First things first. You have to figure out where the trail will go. And how it gets there.
During the design of the Mica Peak trails, Spokane County worked with Alta Planning and Design, a landscape architecture firm that focuses on hiking, biking and other forms of active transportation. Alta examined the topography of the area and mapped out a trail that wouldn’t exceed a 10 percent grade. A 10 percent grade allows bikers, hikers and horseback riders to comfortably, but efficiently, travel up and down a slope. It also protects the trail from erosion.
Additionally, Alta solicited input from trail users. Members of the Washington Trails Association, Evergreen East and Back Country Horsemen told planners where they wanted trails, or what areas should be avoided. Those considerations were balanced with topographical considerations and other factors.
Step 2: Check your work
After Alta Planning came up with a trail option, Spokane County parks planner Paul Knowles, Washington Trails Associations leader Holly Weiler and longtime WTA volunteer Todd Dunfield walked the proposed route. Knowles said what Alta proposed lined up nearly exactly with what they saw.
“We have a lot of elevation to gain, so keeping it at 10 percent makes it longer, but that’s better for keeping it sustainable,” Weiler said in a message. “Poor trail design is steep … we follow the contour lines instead.”
Weiler also pointed out that because the trail is mixed use, they have to consider sight lines to “help avoid conflict.”
The trail trio marked the future trail site with orange flagging tape in preparation for the beginning of trail work.
“You never want trails that are razor straight,” Dunfield said. Instead, trails should have a “whimsical” element.
Step 3: Don’t hurt the critters
Because the Mica Peak Conservation area is a key elk and moose habitat, Knowles said the county ran its plan by the Spokane Building and Planning Department and the Washington Department of Fish and Wildlife to make sure it wouldn’t negatively impact those animals.
It was determined the trails did not negatively impact those habitats.
Step 4: Get dirty
Now it’s time to start building the trail.
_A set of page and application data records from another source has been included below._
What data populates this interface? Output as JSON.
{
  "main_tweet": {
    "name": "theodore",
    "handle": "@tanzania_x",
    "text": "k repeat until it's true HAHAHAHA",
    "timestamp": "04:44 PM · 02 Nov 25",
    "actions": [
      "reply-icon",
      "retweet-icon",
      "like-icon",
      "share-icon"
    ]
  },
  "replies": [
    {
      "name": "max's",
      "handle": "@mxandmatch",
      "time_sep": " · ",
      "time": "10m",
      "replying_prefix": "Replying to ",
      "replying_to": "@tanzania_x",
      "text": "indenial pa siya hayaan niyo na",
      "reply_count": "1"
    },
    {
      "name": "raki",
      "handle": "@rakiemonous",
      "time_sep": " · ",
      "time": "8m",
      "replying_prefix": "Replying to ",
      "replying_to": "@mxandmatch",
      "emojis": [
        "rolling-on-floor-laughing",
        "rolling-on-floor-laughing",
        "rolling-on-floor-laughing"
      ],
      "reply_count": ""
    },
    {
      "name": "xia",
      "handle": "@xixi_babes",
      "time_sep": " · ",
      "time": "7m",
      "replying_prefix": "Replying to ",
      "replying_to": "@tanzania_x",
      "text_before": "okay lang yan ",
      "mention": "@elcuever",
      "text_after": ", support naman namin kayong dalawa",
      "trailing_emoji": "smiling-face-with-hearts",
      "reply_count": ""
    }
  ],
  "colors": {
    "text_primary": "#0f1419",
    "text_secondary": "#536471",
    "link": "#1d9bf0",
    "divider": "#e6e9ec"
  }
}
On Mica Peak, thick brush required volunteers start with trimmers and saws.
Once they’d cleared some trees and bushes, they started building the trail tread. The trail, Dunfield said, is about 30 inches wide and intersects the hillside at about a 45-degree angle.
Volunteers dug down to mineral soil, he said. Then they removed all the organic material – roots, plants, etc. If they didn’t, the increased sunlight and oxygen would prompt rapid plant growth. Additionally, volunteers cleared brush and plants out on either side of the trail to provide some buffer from plant encroachment.
While cutting the trail, you also have to consider where water flows.
“Water really is the biggest enemy of trails, especially of new trails,” Dunfield said.
Step 5: Pack it down
The trail is flagged, graded and cut. What’s next?
Frequent use keeps a new trail plant-free. As people, horses and bikes ride across the surface, nitrogen is pounded out of the dirt, making it an inhospitable place for most plants.
In the case of Mica Peak, WTA volunteers will use the trails they’ve built to get to new work sites. That will help solidify the new trail, Dunfield said.
But no matter how used the trail is, every trail needs maintenance, Weiler said.
“Some (trails) are better constructed than others and last longer, but erosion will always get them in the end,” Weiler said.
That’s why WTA does periodic maintenance. How often depends on trail use, weather, soil time and other variables.
“It’s a pretty involved process,” Knowles said. “It’s amazing to me that we get the kind of volunteer effort that we get.”